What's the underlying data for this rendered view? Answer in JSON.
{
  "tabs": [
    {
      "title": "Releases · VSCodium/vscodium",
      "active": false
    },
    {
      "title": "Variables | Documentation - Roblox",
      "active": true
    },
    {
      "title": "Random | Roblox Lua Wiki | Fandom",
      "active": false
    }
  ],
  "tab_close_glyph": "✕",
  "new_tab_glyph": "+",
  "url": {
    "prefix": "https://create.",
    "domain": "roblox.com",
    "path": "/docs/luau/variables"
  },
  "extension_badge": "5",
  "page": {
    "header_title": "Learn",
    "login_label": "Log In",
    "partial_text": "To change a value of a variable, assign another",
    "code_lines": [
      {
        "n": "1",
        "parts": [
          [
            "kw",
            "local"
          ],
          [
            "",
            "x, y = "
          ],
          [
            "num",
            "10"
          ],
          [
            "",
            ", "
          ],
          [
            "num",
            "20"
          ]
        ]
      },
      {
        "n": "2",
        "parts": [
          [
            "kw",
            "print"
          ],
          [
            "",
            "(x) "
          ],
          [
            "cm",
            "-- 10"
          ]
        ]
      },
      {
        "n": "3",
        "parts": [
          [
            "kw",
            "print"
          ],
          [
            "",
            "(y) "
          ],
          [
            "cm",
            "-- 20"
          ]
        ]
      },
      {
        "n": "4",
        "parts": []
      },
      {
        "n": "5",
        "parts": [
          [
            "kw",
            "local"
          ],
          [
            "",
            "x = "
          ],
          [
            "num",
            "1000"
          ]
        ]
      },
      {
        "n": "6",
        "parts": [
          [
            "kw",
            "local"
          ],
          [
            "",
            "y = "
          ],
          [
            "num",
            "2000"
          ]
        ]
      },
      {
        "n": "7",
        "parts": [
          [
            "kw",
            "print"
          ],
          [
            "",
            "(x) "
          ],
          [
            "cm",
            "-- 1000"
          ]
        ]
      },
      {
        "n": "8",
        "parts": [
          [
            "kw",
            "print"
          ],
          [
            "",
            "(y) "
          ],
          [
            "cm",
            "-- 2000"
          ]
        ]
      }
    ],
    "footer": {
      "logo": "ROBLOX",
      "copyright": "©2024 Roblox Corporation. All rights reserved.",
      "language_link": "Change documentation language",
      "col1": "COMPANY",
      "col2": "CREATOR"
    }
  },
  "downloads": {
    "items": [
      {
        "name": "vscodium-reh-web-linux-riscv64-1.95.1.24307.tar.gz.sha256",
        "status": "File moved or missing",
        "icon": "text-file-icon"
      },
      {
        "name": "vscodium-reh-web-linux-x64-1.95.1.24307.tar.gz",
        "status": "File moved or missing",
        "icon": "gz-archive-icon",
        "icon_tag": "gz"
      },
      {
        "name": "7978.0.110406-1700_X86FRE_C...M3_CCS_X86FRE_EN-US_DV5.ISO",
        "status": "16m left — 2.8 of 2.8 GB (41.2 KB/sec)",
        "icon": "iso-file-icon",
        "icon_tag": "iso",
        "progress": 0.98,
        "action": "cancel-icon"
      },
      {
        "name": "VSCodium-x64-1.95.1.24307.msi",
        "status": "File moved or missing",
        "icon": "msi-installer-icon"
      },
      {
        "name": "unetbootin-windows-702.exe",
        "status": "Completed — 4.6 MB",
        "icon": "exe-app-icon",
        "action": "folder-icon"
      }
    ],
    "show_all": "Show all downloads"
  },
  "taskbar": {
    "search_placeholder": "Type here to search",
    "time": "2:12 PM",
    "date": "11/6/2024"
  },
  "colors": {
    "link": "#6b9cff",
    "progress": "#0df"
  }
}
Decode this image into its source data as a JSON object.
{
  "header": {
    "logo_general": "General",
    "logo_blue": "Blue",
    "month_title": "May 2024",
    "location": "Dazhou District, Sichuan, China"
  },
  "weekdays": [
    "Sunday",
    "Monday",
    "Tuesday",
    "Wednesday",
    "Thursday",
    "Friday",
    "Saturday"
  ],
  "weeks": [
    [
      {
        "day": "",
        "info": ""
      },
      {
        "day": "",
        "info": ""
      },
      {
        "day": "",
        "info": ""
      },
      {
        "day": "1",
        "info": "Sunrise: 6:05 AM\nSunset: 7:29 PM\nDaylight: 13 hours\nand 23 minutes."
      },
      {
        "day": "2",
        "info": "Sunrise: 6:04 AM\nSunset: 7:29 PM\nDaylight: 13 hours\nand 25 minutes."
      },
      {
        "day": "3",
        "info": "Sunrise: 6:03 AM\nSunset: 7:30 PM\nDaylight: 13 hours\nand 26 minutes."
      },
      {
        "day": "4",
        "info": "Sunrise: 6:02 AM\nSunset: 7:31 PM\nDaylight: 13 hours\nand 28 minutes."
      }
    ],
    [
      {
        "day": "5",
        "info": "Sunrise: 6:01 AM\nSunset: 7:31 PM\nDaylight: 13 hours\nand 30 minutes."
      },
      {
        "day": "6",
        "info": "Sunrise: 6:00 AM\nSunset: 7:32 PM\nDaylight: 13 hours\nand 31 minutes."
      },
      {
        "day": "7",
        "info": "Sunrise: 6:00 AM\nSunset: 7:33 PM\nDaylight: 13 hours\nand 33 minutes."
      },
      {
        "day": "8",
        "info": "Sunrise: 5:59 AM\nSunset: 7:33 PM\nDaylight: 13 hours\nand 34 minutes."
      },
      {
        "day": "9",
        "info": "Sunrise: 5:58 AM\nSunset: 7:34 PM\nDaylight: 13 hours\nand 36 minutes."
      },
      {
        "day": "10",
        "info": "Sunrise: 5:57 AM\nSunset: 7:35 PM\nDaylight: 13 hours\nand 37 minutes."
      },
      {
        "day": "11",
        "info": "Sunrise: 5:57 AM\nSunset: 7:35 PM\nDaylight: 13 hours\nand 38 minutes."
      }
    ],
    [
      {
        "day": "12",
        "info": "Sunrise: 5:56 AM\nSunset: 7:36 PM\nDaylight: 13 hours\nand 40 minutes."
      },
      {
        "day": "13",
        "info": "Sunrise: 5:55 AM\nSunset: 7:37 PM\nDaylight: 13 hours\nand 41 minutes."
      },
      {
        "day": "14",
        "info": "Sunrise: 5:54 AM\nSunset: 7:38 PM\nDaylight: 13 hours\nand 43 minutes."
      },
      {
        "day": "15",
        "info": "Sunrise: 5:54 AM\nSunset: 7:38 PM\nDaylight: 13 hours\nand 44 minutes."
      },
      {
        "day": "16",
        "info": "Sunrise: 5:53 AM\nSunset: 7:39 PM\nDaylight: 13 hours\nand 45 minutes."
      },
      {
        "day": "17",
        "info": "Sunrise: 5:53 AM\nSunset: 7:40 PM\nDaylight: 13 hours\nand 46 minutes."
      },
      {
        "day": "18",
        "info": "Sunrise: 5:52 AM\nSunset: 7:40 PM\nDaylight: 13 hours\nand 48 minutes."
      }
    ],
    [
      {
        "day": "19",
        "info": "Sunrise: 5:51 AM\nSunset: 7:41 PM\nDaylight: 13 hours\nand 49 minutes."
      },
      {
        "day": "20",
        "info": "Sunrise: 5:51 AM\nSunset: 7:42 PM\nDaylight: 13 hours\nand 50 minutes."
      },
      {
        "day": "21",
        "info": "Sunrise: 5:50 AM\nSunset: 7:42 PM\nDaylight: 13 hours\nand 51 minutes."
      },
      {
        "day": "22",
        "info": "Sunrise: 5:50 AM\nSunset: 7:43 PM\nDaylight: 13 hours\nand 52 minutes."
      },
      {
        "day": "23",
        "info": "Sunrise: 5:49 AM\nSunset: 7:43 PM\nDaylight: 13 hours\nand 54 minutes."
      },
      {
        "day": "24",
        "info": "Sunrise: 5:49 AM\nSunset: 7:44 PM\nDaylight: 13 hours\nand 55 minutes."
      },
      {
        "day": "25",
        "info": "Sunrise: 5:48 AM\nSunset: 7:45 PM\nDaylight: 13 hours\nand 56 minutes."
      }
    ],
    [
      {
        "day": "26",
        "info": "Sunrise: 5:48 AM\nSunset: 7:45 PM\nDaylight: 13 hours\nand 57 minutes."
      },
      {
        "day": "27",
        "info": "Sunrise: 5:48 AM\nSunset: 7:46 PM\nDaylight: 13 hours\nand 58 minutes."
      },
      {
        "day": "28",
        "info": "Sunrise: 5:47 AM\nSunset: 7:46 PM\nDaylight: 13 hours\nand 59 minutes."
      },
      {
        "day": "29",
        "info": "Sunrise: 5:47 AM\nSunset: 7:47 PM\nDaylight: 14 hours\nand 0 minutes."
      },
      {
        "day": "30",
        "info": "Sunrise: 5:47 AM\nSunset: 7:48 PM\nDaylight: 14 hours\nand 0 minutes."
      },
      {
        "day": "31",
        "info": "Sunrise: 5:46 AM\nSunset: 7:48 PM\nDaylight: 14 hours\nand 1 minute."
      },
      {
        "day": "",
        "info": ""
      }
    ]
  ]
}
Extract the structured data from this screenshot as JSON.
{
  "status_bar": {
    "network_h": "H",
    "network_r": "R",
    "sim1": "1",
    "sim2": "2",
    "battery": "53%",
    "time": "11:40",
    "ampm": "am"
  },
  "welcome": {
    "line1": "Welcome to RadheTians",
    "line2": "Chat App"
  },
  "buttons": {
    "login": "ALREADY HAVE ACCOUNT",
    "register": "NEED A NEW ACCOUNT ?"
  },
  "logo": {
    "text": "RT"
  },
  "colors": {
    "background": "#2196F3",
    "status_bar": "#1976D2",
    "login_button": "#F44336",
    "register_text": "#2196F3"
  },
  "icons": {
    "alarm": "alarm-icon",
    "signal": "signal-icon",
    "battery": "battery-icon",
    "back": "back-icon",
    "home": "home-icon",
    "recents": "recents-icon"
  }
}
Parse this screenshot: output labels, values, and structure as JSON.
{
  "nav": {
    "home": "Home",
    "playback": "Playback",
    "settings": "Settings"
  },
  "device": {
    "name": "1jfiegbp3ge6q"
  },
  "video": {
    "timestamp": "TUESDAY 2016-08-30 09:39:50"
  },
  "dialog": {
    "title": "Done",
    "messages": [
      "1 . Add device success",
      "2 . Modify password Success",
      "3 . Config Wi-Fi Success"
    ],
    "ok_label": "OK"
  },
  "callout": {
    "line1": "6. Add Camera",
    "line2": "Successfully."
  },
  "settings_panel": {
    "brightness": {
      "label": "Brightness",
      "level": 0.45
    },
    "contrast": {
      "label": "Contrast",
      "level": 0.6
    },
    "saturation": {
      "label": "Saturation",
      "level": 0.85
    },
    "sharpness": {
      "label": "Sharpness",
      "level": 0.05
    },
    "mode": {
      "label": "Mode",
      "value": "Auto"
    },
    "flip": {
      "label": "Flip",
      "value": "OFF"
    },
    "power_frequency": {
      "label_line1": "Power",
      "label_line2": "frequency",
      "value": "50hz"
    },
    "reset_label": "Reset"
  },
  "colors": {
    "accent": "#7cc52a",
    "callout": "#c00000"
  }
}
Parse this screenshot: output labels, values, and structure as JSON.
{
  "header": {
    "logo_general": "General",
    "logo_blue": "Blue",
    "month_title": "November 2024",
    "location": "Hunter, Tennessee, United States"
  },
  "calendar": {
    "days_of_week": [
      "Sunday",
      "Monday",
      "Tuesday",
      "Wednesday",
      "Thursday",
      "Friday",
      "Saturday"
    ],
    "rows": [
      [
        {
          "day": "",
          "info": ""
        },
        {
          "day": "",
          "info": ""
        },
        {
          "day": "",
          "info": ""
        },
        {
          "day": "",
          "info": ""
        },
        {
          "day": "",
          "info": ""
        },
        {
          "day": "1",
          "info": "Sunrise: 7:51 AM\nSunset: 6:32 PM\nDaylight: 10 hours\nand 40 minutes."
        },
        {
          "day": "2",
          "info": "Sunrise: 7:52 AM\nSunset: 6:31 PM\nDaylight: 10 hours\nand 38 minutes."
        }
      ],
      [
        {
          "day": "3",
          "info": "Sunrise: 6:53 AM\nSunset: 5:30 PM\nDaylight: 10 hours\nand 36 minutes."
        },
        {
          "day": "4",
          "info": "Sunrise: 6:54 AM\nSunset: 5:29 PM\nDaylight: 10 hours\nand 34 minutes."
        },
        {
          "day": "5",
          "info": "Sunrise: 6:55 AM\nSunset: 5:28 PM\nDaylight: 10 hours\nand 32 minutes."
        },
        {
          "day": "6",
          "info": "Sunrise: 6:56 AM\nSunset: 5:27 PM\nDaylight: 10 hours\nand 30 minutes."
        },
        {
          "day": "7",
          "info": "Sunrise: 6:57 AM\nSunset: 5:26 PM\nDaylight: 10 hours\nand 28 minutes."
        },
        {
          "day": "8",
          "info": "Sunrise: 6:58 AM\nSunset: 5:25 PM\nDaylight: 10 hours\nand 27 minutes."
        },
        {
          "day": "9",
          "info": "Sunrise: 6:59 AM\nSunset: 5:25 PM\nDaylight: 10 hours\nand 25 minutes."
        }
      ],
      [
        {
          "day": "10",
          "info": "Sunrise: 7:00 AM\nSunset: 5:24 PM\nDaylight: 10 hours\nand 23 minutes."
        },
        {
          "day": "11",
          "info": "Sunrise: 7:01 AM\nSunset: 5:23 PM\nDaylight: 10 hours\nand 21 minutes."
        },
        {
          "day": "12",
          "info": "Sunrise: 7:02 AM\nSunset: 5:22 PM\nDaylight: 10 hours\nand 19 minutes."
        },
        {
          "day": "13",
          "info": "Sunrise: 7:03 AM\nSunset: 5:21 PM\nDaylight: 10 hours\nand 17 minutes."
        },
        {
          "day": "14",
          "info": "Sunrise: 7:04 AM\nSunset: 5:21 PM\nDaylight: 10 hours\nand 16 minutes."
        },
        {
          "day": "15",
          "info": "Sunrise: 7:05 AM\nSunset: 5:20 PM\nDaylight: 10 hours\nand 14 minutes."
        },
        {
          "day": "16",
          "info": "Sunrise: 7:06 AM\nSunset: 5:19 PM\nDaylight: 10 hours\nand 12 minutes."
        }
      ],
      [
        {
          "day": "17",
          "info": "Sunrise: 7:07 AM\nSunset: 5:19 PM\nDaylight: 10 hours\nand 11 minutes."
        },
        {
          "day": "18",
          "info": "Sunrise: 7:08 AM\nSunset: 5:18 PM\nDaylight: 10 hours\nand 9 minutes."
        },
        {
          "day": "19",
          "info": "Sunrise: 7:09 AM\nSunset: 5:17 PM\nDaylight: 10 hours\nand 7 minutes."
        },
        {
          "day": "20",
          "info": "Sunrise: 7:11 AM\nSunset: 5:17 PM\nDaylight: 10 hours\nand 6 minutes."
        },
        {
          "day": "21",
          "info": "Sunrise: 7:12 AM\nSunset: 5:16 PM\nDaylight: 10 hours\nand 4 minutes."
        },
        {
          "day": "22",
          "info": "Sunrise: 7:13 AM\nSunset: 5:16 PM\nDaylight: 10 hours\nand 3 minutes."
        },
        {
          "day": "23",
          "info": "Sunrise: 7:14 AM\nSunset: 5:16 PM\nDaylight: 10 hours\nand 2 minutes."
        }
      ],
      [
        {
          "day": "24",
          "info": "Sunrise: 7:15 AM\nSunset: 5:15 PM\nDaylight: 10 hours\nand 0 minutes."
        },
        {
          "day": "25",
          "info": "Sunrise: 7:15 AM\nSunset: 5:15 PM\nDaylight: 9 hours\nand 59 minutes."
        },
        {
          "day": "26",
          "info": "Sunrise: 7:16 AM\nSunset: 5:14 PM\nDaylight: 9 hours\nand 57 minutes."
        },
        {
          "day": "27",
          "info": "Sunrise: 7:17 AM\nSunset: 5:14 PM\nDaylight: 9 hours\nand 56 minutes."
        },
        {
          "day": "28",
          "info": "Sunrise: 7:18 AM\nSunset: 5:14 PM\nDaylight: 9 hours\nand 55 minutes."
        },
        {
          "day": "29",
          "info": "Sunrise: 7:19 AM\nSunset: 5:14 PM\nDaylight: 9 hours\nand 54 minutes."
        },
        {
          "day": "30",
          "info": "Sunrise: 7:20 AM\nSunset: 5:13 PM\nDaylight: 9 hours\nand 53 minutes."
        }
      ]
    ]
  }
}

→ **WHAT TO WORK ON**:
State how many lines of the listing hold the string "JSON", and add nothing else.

→ **TASK RESULT**:
5